175mm in some places
The Kalahari desert is a desert because of the amount of rainfall and rain that is received every year- that makes the Kalahari desert a fossil desert. Miranda 11 years old
There is no "Nimbi Desert.' Were you referring to the Namib Desert?
Overall, the desert receives virtually no rain, sometimes for hundreds of years.
the monthly rainfall varies on the season, but the Kalahari desert gets about 76-190mm rain per year (:
3 cm per year in desert.
A desert is defined as a region that, on average, receives less than 10 inches (250 mm) of rain in a year.
Please narrow your question down to a specific desert as each desert has different statistics. Few deserts have much rain in the spring, the driest season of the year.
Rain in the desert if a very seldom thing. On average a desert gets about ten inches of rain per year.
Yes, rain falls occasionally in the Colorado Desert.
Antarctica is the driest continent on Earth, an average of less than 150mm (15cm) of precipitation falls per year. Antarctica is a desert, and it does not rain.
A savanna is a semi-arid transition zone between a desert and another biome, such as a grassland. It receives more rain than a desert.
A desert is defined as a region that receives less than 10 inches (250mm) of rain on average each year. Some deserts receive virtually no rain, however.
how much rain does the desert get
There is no 'Atlantic Desert.' Do you mean the Atacama Desert? The Atacama receives virtually no rainfall on average per year.
Climate: The Kalahari desert has vast areas covered by red sand without any permanent surface water. Parts of the Kalahari receive over 250mm of erratic rainfall annually and are quite well vegetaed; it is only truly arid in the southwest (under 175mm of rain annually) making the Kalahari a fossil desert.
Due to it's vast size, the average rainfall in the Kalahari varies according to area. Parts of the Kalahari receive 250mm of rainfall annually, making these areas not true desert. It is only true desert in the South West region, as it receives less than 175mm of rain a year.
A desert is defined as a region that receives less than 10 inches (250 mm) of rain on average each year.

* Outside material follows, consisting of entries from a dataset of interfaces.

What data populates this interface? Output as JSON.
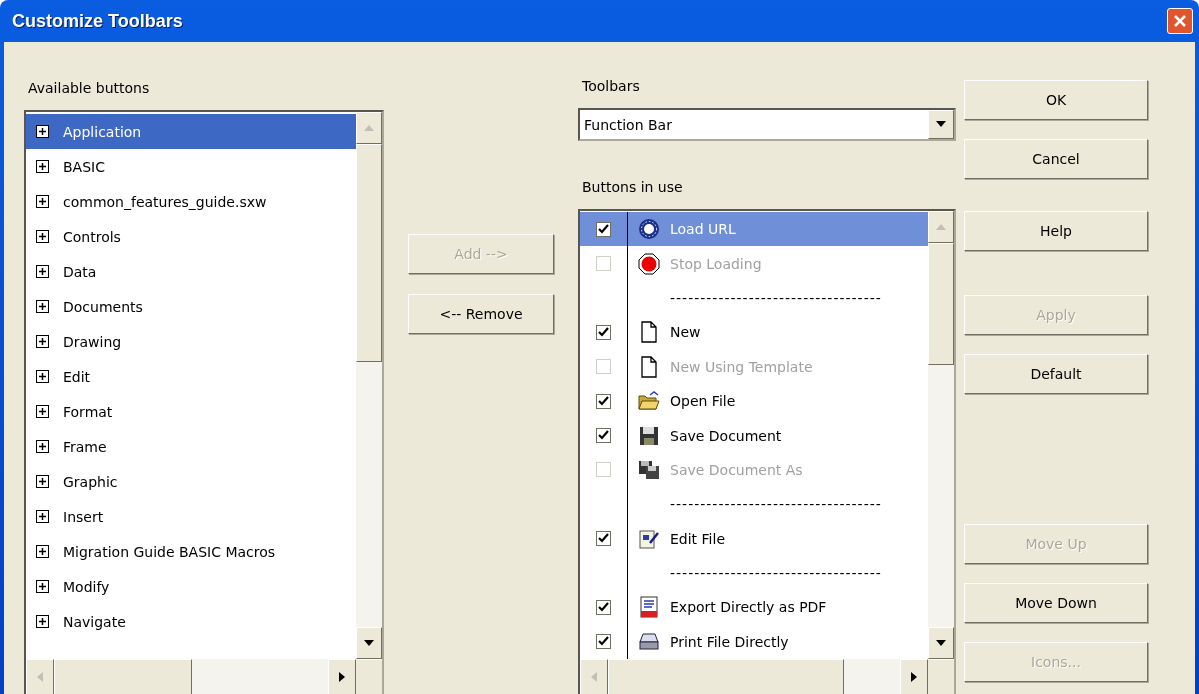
{
  "window": {
    "title": "Customize Toolbars"
  },
  "available": {
    "label": "Available buttons",
    "items": [
      {
        "label": "Application",
        "selected": true
      },
      {
        "label": "BASIC",
        "selected": false
      },
      {
        "label": "common_features_guide.sxw",
        "selected": false
      },
      {
        "label": "Controls",
        "selected": false
      },
      {
        "label": "Data",
        "selected": false
      },
      {
        "label": "Documents",
        "selected": false
      },
      {
        "label": "Drawing",
        "selected": false
      },
      {
        "label": "Edit",
        "selected": false
      },
      {
        "label": "Format",
        "selected": false
      },
      {
        "label": "Frame",
        "selected": false
      },
      {
        "label": "Graphic",
        "selected": false
      },
      {
        "label": "Insert",
        "selected": false
      },
      {
        "label": "Migration Guide BASIC Macros",
        "selected": false
      },
      {
        "label": "Modify",
        "selected": false
      },
      {
        "label": "Navigate",
        "selected": false
      }
    ]
  },
  "middle_buttons": [
    {
      "label": "Add -->",
      "disabled": true
    },
    {
      "label": "<-- Remove",
      "disabled": false
    }
  ],
  "toolbars": {
    "label": "Toolbars",
    "value": "Function Bar"
  },
  "in_use": {
    "label": "Buttons in use",
    "items": [
      {
        "kind": "globe",
        "label": "Load URL",
        "checked": true,
        "selected": true
      },
      {
        "kind": "stop",
        "label": "Stop Loading",
        "checked": false,
        "selected": false
      },
      {
        "kind": "separator",
        "label": "-----------------------------------",
        "selected": false
      },
      {
        "kind": "document",
        "label": "New",
        "checked": true,
        "selected": false
      },
      {
        "kind": "document",
        "label": "New Using Template",
        "checked": false,
        "selected": false
      },
      {
        "kind": "folder",
        "label": "Open File",
        "checked": true,
        "selected": false
      },
      {
        "kind": "floppy",
        "label": "Save Document",
        "checked": true,
        "selected": false
      },
      {
        "kind": "floppies",
        "label": "Save Document As",
        "checked": false,
        "selected": false
      },
      {
        "kind": "separator",
        "label": "-----------------------------------",
        "selected": false
      },
      {
        "kind": "edit",
        "label": "Edit File",
        "checked": true,
        "selected": false
      },
      {
        "kind": "separator",
        "label": "-----------------------------------",
        "selected": false
      },
      {
        "kind": "pdf",
        "label": "Export Directly as PDF",
        "checked": true,
        "selected": false
      },
      {
        "kind": "printer",
        "label": "Print File Directly",
        "checked": true,
        "selected": false
      }
    ]
  },
  "side_buttons": [
    {
      "label": "OK",
      "disabled": false,
      "kind": "top"
    },
    {
      "label": "Cancel",
      "disabled": false,
      "kind": "top"
    },
    {
      "label": "Help",
      "disabled": false,
      "kind": "help"
    },
    {
      "label": "Apply",
      "disabled": true,
      "kind": "mid"
    },
    {
      "label": "Default",
      "disabled": false,
      "kind": "mid"
    },
    {
      "label": "Move Up",
      "disabled": true,
      "kind": "bottom"
    },
    {
      "label": "Move Down",
      "disabled": false,
      "kind": "bottom"
    },
    {
      "label": "Icons...",
      "disabled": true,
      "kind": "bottom"
    }
  ]
}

Some areas receive much less, however.
The only true polar desert is Antarctica and, except for along some coastlines, it receives no rain and little snowfall. It is the driest desert on earth according to some.
A desert is defined as an area that receives 10 inches (250 mm) or less of precipitation per year on average.
On average between 100mm (in the north) and 150mm in the South of rain per year. See related link:
About 2 million rain falls a year. About 1 million rain falls each day.